Forced to accept that the intensive farming of the heavy clay soils of their farm at Knepp was driving it close to bankruptcy, they handed the farm back to nature.

The results in terms of biodiversity, soil fertility and increased wildlife have been nothing short of astonishing.

This is a pioneering book describing a brave and far-reaching experiment. If we can achieve these results on a piece of intensively farmed, chemically fertilised, biologically sterile land situated under the flight path at Gatwick, with time and patience we can achieve them anywhere.

Books like this provide inspiration and reinforcement of the thought that given half a chance, nature will fight back and thrive.
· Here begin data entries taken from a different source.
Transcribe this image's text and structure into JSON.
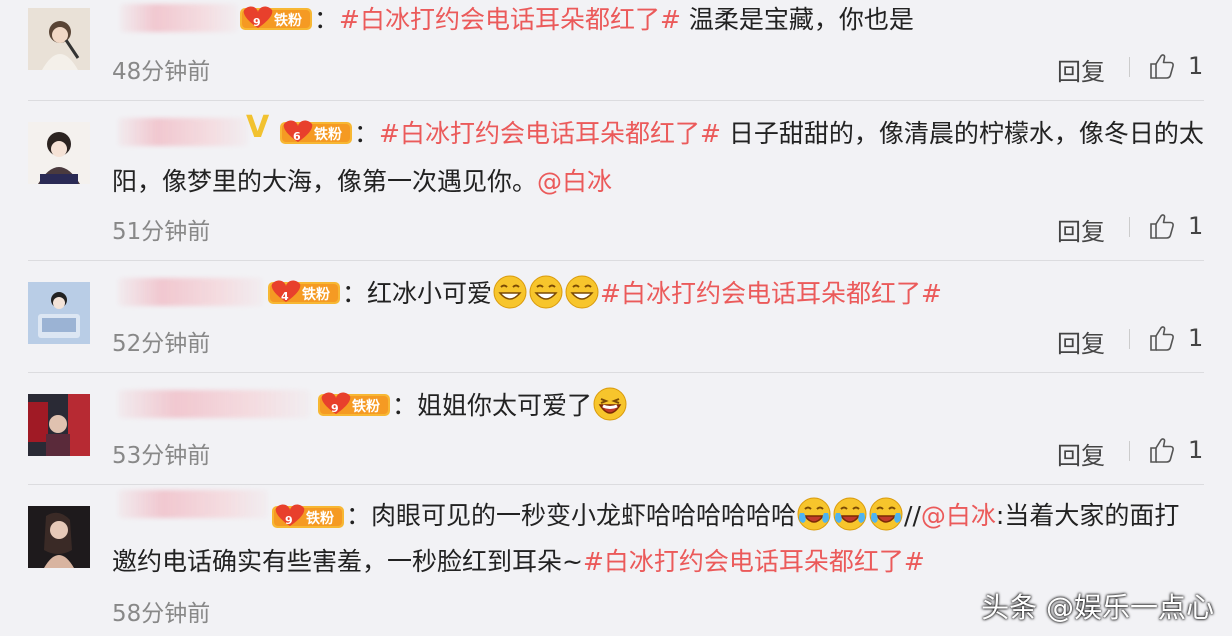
{
  "comments": [
    {
      "text_parts": [
        {
          "t": "：",
          "c": ""
        },
        {
          "t": "#白冰打约会电话耳朵都红了#",
          "c": "tag"
        },
        {
          "t": " 温柔是宝藏，你也是",
          "c": ""
        }
      ],
      "time": "48分钟前",
      "badge_level": "9",
      "badge_label": "铁粉",
      "reply_label": "回复",
      "like_count": "1"
    },
    {
      "text_line1": [
        {
          "t": "：",
          "c": ""
        },
        {
          "t": "#白冰打约会电话耳朵都红了#",
          "c": "tag"
        },
        {
          "t": " 日子甜甜的，像清晨的柠檬水，像冬日的太",
          "c": ""
        }
      ],
      "text_line2": [
        {
          "t": "阳，像梦里的大海，像第一次遇见你。",
          "c": ""
        },
        {
          "t": "@白冰",
          "c": "at"
        }
      ],
      "time": "51分钟前",
      "badge_level": "6",
      "badge_label": "铁粉",
      "verified_mark": "V",
      "reply_label": "回复",
      "like_count": "1"
    },
    {
      "text_before": "：红冰小可爱",
      "text_after": "#白冰打约会电话耳朵都红了#",
      "time": "52分钟前",
      "badge_level": "4",
      "badge_label": "铁粉",
      "reply_label": "回复",
      "like_count": "1"
    },
    {
      "text_before": "：姐姐你太可爱了",
      "time": "53分钟前",
      "badge_level": "9",
      "badge_label": "铁粉",
      "reply_label": "回复",
      "like_count": "1"
    },
    {
      "text_line1_a": "：肉眼可见的一秒变小龙虾哈哈哈哈哈哈",
      "text_line1_b": "//",
      "text_line1_at": "@白冰",
      "text_line1_c": ":当着大家的面打",
      "text_line2_a": "邀约电话确实有些害羞，一秒脸红到耳朵~",
      "text_line2_tag": "#白冰打约会电话耳朵都红了#",
      "time": "58分钟前",
      "badge_level": "9",
      "badge_label": "铁粉"
    }
  ],
  "watermark": "头条 @娱乐一点心",
  "colors": {
    "tag": "#eb5a5a",
    "badge": "#f5a623",
    "bg": "#f2f2f5"
  },
  "icons": [
    "thumbs-up-icon",
    "fan-badge-icon",
    "grin-emoji-icon",
    "laugh-emoji-icon",
    "laugh-tears-emoji-icon"
  ]
}
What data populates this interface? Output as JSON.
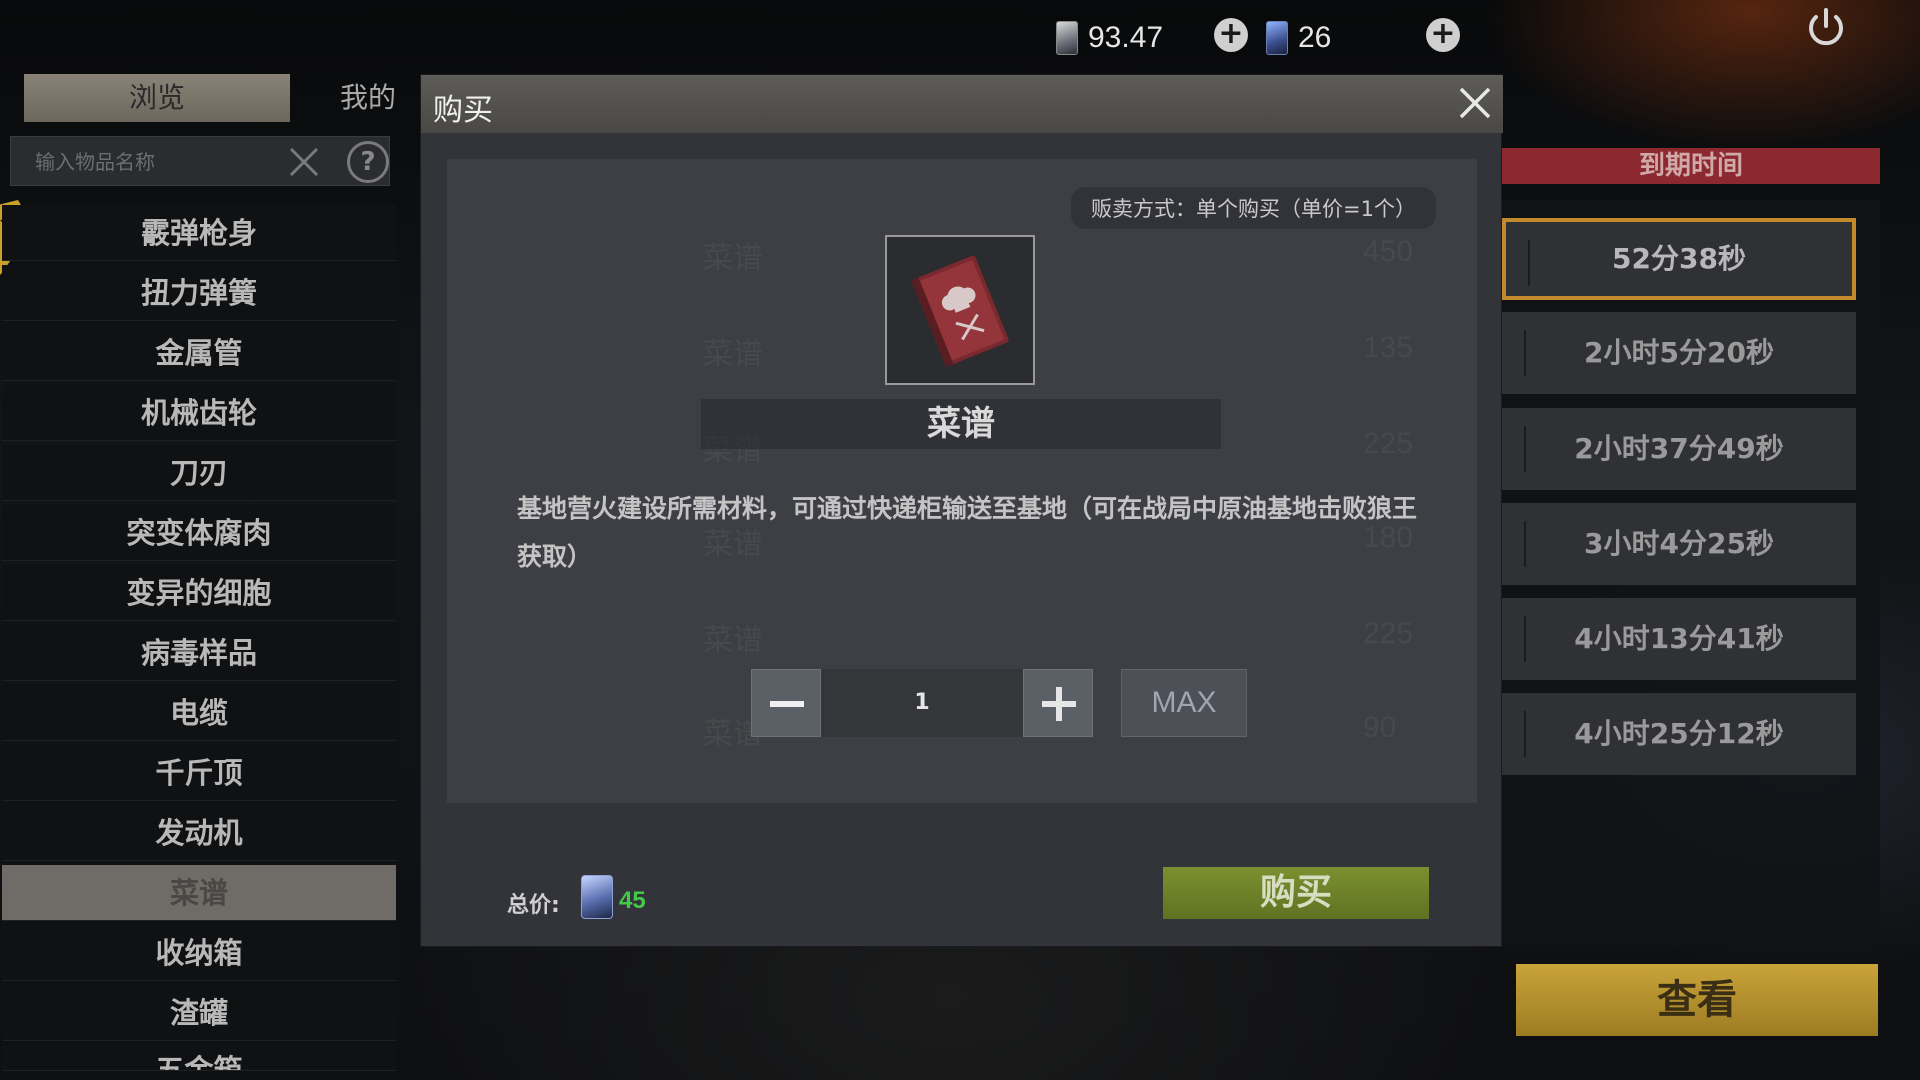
{
  "topbar": {
    "currency1_value": "93.47",
    "currency2_value": "26",
    "plus_symbol": "+"
  },
  "left": {
    "tabs": [
      {
        "label": "浏览"
      },
      {
        "label": "我的"
      }
    ],
    "search": {
      "placeholder": "输入物品名称",
      "help_symbol": "?"
    },
    "items": [
      {
        "label": "霰弹枪身"
      },
      {
        "label": "扭力弹簧"
      },
      {
        "label": "金属管"
      },
      {
        "label": "机械齿轮"
      },
      {
        "label": "刀刃"
      },
      {
        "label": "突变体腐肉"
      },
      {
        "label": "变异的细胞"
      },
      {
        "label": "病毒样品"
      },
      {
        "label": "电缆"
      },
      {
        "label": "千斤顶"
      },
      {
        "label": "发动机"
      },
      {
        "label": "菜谱"
      },
      {
        "label": "收纳箱"
      },
      {
        "label": "渣罐"
      },
      {
        "label": "五金箱"
      }
    ]
  },
  "right": {
    "header": "到期时间",
    "times": [
      "52分38秒",
      "2小时5分20秒",
      "2小时37分49秒",
      "3小时4分25秒",
      "4小时13分41秒",
      "4小时25分12秒"
    ],
    "view_button": "查看"
  },
  "modal": {
    "title": "购买",
    "sale_mode": "贩卖方式：单个购买（单价=1个）",
    "item_name": "菜谱",
    "description": "基地营火建设所需材料，可通过快递柜输送至基地（可在战局中原油基地击败狼王获取）",
    "quantity": "1",
    "max_label": "MAX",
    "total_label": "总价:",
    "total_value": "45",
    "buy_label": "购买",
    "background_rows": [
      {
        "name": "菜谱",
        "price": "450"
      },
      {
        "name": "菜谱",
        "price": "135"
      },
      {
        "name": "菜谱",
        "price": "225"
      },
      {
        "name": "菜谱",
        "price": "180"
      },
      {
        "name": "菜谱",
        "price": "225"
      },
      {
        "name": "菜谱",
        "price": "90"
      }
    ]
  },
  "colors": {
    "selected_border": "#c28a2a",
    "header_red": "#8b2830",
    "buy_green": "#7c9030",
    "total_green": "#44c94a",
    "view_gold": "#c9a43a"
  }
}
What we do to our little six acre pocket of land on Skye will be much less impactful than the 3,500 acres at Knepp, and the soil, weather and environmental challenges will be very different, but to the local area of Sleat it will be just as important.

So many ideas and plans. We can’t wait to start.

On the Crofters Trail

On the reading pile this weekend (between flooring catalogues and kitchen cabinet fittings) is this poignant read.

Written by David Craig and originally published in 1990, this is now out of print and was a purchase from a second-hand bookseller.

It contains interviews with the descendants of those cleared from the Highlands and Islands who settled in Novia Scotia.

Some have letters from the period describing the atrocities in faded but visceral detail. Some have tales passed down through three generations from their great, great grandparents and recount them in detail.

There’s is something incredibly real and intimate about a book that contains a reference directly to the croft or township that you live in. For me it creates a tangible link back through time.

I look over the ancient but still visible lazy beds on the moor above the croft and feel a real link to the lives of those who wrestled them from the soil.

Winter dreaming

Working for a Publishing House means that I’m privileged to be surrounded by books of every kind in my normal day.

Books have always been a huge and important part of my life, and husband and I probably have a collection of many thousands between us, which we are going to have to prune out to more manageable levels before we move to the croft.

Having said that, there are some classics that I’d never part with. I fell in love with the River Cottage handbook set many years ago. I’m a sucker for a well bound hardback, and these little books in their sturdy covers are just the right size for a small shelf in the corner of the kitchen or to pop in your pocket on a walk through the countryside.

Covering everything from shoreline foraging to home brew, cheese making and jams, they’re a great entry level into each of these worlds, leading on to more specialist reading for any specific area of interest.

I’m looking forward to having the time and space over the winter months on the Croft to curl up by the wood burner and plan and dream with these old friends.

After all, as Neil Gaiman said, “A book is a dream that you hold in your hands”.

So true.